At the beginning of December many Rotary clubs throughout the United Kingdom launch their annual ‘Tree of Light’. The concept of the ‘Tree of Light’ was introduced into Shropshire from South Africa in the 1990s by a county Rotarian. For many years, since its inception, my father was a member of the small committee of Rotarians that run the Telford ‘Tree of Light’; these Rotarians are from the four Rotary clubs of Telford.
The name and symbolism of the ‘Tree of Light’ reminds us that there can be light and hope even in bleak circumstances. The main aim of the ‘Tree of Light’ is to serve the public and the community which is at the heart of the Rotary organisation whose motto is ‘service above self”.
People are invited to sponsor a light on the tree in memory of a loved one (or a cause dear to them) and the monies raised are divided between local charities. The commemoration of a loved one around the tree provides a sense of wellbeing to those who take part.
The names of the nominees are displayed around the base of the tree, on the ‘Tree of Light’s web page and also published in the local newspaper. There is always one main charity to which half of the monies raised is donated; the other half is split equally between the Rotary clubs that administer ‘The Tree of Light’, for them to donate to a local charity of their choice. This year the charities are the Telford Hospice, Landau (supported employment), Hope House Children’s Hospices, Marie Curie Cancer Care and the Princess Royal Hospital Breast Cancer Support Group.
My father spent many a long hour in the run up to Christmas attending committee meetings or sitting upstairs at home processing names and lists for publication under the tree and in the local newspaper. His involvement included receiving phone calls from some of the sponsors who had queries about their request. He loved the premise and the concept of the ‘Tree of Light’ and that it provided a treasured service to people at this particular time of year.
Christmas is a time for families and friends and also a time for remembering absent friends and family.
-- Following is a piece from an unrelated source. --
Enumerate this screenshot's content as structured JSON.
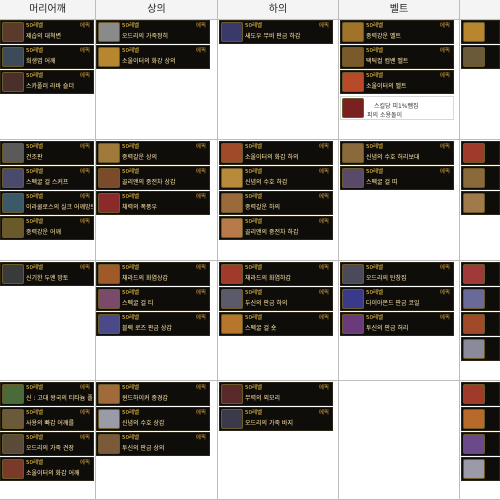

The ‘Tree of Light’ is a welcome opportunity to remember and cherish absent friends, it is only fitting that my father’s name now appears amongst those names that, alongside his fellow Rotarians, he helped commemorate over the years.